Latest posts by Sam Amico (see all)
- LeBron after fight night: Lakers ‘got a long way to go’ - October 21, 2018
- Rockets, Lakers brawl as LeBron and LA suffer another fall - October 21, 2018
- Dribbles: Cavs have things to work on, but grit isn’t one - October 20, 2018
For the third time, yes, LeBron James is switching teams.
After leading the Cleveland Cavaliers to four straight appearances in the Finals, and the Miami Heat to four straight before that, James will try his hand in the Western Conference … as his agency announced on Instagram that James is headed to the Los Angeles Lakers.
After leading the Cavaliers to their lone championship in 2016, James clearly felt it’s no longer about just basketball.
He wants to plant a flag in Hollywood. And at 33 years old, that may not be such a bad idea. Everyone needs to prepare for retirement.
According to reports, James has agreed to a four-year deal with the Lakers for $154 million.
Year 1 could potentially be his greatest challenge. The Lakers weren’t very good last season. They are awfully young. The Golden State Warriors are an absolute basketball beast.
Oh, and the Lakers are the team with Lonzo Ball’s dad hanging around and running his mouth. If you think LeBron alone can create a circus atmosphere, just wait until you get a load of LeBron AND LaVar.
None of this is to say James is mailing it in. He wants to win. The Lakers could still land some top-notch free agent, such as DeMarcus Cousins. They could still swing a trade, maybe, for San Antonio Spurs star Kawhi Leonard.
There are new rumors they might pursue Toronto Raptors All-Star guard DeMar DeRozan, who is said to be available.
Change could still be coming to LA.
There is no questioning the Lakers’ tradition, their passionate fan base, the fact it is the center of the movie-making universe.
But they aren’t home. And for James, home is where the heart is — just not always where he wants to live and play basketball year-round.
CAVS STILL HERE
So what’s it mean for the Cavaliers?
Well, it again stings, just as it did in 2010 when James left for the Heat. They are sort of left holding a bag of some overpaid veterans, some of whom (here’s looking at you, J.R. Smith) were able to get large deals because of their relationship with LeBron.
Now, the Cavs will see what they become with the likes of Kevin Love and rookie lottery pick Collin Sexton.
Now, they will see what they might be able to get in return for Love.
Now, they will put their best foot forward and try to keep pro basketball a thing in Cleveland. On the bright side, they have gone through this before. General manager Koby Altman and owner Dan Gilbert should be well-versed in what NOT to do.
While Altman wasn’t the GM last time, he was employed by the team during a portion of its dark ages stretch from 2010-14.
The Cavs are also a veteran team that has won — a lot. At worst, they are better prepared for this than they were when LeBron split in 2010.

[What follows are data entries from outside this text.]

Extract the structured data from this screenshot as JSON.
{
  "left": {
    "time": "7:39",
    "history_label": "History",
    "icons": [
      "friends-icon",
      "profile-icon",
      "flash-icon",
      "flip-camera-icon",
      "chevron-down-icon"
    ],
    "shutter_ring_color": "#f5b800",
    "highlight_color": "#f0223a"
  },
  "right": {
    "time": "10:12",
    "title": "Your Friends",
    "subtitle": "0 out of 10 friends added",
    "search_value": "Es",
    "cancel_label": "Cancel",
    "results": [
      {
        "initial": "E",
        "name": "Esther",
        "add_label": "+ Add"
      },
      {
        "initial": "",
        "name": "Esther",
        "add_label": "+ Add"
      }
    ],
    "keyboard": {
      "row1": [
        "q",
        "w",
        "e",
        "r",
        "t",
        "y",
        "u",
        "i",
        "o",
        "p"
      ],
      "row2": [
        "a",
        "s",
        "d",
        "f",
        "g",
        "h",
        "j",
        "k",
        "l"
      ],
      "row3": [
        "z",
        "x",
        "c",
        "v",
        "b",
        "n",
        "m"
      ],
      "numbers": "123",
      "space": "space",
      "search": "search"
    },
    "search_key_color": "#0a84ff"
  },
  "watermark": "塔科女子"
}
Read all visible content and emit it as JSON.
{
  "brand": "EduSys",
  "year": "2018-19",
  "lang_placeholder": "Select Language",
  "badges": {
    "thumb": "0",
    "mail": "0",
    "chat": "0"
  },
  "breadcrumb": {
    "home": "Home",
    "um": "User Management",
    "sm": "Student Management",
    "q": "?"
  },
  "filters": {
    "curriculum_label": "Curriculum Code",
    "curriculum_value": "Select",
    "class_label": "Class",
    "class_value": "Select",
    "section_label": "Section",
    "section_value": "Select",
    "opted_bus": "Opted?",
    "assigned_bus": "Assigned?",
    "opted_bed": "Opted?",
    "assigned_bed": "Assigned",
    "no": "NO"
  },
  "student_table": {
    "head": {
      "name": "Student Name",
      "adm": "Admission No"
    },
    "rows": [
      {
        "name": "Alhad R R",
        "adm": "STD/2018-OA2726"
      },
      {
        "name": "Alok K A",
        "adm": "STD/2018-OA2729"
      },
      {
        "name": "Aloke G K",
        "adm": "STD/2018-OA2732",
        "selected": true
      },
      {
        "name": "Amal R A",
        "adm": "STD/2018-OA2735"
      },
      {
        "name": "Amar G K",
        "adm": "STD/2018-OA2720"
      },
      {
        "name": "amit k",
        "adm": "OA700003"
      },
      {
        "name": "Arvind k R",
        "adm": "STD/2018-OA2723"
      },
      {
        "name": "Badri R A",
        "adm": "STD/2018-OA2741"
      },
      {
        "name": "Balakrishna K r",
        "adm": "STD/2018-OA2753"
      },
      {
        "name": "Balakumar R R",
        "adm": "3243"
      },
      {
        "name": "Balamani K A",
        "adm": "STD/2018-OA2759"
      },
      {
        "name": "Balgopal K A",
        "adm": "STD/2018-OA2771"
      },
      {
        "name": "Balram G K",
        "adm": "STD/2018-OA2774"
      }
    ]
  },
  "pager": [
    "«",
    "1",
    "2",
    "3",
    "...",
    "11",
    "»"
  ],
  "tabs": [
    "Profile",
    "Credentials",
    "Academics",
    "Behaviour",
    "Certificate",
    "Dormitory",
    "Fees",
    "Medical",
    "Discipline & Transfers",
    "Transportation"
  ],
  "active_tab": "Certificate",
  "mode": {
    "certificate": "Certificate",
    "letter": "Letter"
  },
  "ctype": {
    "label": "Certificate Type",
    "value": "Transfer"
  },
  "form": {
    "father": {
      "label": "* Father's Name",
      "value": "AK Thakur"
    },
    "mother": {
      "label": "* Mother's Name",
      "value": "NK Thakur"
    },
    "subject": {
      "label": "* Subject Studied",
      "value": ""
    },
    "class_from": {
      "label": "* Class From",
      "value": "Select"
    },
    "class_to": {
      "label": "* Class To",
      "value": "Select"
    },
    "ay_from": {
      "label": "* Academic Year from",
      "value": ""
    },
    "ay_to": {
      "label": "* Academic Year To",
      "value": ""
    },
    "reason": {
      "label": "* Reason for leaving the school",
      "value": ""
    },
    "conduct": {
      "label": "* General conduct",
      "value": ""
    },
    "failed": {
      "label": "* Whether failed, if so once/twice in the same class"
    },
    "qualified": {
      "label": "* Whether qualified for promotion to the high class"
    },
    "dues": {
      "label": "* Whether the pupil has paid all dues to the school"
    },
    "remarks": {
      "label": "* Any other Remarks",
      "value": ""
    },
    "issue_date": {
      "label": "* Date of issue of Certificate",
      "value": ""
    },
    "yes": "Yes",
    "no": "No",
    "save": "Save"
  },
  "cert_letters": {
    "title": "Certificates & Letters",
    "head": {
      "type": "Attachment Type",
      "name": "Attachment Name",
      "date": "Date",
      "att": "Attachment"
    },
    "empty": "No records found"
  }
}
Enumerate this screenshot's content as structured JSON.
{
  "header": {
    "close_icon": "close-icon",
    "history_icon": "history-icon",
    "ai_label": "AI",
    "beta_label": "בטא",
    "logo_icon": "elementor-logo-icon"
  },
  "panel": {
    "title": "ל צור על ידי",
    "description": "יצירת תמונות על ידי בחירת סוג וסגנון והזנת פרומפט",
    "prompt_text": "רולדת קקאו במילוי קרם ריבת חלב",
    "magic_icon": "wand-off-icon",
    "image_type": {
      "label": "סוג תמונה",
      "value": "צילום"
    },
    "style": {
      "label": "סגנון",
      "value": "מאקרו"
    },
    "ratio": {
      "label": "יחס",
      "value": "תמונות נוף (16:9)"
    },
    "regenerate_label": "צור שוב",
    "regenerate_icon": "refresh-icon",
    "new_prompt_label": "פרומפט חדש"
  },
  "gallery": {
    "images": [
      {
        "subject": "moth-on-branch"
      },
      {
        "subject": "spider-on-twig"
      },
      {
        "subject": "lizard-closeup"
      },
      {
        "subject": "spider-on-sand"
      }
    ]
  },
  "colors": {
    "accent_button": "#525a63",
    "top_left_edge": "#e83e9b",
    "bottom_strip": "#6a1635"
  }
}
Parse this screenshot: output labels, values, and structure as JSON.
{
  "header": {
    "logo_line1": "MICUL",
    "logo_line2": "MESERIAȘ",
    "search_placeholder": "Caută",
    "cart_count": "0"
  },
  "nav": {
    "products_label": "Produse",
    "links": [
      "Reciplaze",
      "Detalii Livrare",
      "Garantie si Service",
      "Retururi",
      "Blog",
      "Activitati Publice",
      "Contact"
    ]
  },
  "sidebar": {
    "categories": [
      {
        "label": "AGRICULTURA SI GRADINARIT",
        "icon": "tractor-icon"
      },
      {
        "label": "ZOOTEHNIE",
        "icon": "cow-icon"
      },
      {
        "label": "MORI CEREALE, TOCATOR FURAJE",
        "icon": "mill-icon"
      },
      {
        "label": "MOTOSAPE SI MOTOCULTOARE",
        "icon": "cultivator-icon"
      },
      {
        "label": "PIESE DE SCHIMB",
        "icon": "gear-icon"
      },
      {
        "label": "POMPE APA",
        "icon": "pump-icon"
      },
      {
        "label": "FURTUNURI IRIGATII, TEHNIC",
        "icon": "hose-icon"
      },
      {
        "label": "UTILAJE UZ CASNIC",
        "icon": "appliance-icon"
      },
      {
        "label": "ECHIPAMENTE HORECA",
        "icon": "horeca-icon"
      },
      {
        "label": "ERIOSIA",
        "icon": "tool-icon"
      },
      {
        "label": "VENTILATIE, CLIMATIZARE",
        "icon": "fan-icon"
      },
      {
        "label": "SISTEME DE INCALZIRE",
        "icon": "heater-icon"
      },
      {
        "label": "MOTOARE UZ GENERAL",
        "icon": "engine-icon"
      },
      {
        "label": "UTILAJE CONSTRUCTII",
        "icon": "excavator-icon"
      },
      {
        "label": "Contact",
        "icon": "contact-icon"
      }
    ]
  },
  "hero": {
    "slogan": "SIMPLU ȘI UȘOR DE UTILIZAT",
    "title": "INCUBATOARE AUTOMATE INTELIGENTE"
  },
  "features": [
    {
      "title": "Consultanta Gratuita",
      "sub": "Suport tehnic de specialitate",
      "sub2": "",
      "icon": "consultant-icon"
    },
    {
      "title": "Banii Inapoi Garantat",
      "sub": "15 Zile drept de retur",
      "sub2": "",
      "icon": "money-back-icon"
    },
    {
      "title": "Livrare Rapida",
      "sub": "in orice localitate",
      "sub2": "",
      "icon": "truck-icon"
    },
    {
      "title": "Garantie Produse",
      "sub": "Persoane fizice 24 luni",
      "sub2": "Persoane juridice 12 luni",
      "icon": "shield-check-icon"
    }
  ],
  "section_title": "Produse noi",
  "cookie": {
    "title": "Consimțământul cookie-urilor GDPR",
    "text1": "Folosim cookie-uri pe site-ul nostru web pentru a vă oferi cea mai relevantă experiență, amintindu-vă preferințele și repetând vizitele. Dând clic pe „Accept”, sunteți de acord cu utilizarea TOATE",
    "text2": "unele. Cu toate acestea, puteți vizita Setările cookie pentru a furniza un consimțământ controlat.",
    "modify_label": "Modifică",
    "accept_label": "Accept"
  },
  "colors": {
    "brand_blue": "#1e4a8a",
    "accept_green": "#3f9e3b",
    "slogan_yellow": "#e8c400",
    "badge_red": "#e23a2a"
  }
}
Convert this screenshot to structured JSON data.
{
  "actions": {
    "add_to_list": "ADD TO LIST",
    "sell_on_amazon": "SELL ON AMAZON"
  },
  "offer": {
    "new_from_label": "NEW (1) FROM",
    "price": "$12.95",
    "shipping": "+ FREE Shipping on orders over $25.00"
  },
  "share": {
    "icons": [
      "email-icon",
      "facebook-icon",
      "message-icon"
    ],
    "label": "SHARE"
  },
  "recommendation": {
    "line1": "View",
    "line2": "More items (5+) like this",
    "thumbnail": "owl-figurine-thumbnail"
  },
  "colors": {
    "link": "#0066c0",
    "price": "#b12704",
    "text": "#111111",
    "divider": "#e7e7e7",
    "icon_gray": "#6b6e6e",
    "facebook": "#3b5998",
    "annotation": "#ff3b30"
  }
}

This time, they at least believed it could happen. This time, they can decide on a direction and roll with it.
They will determine whether to be the Little Engine That Could and win as much as possible, or try to gut the roster and start losing.
But the latter can build an endless cycle of losing and building … and building and losing … and creating a losing culture.
All the Cavs are sure of at this point is that James came back to save them before. But he never will again.
He is a member of the Lakers now, and it is best for everyone at least that much is finally known.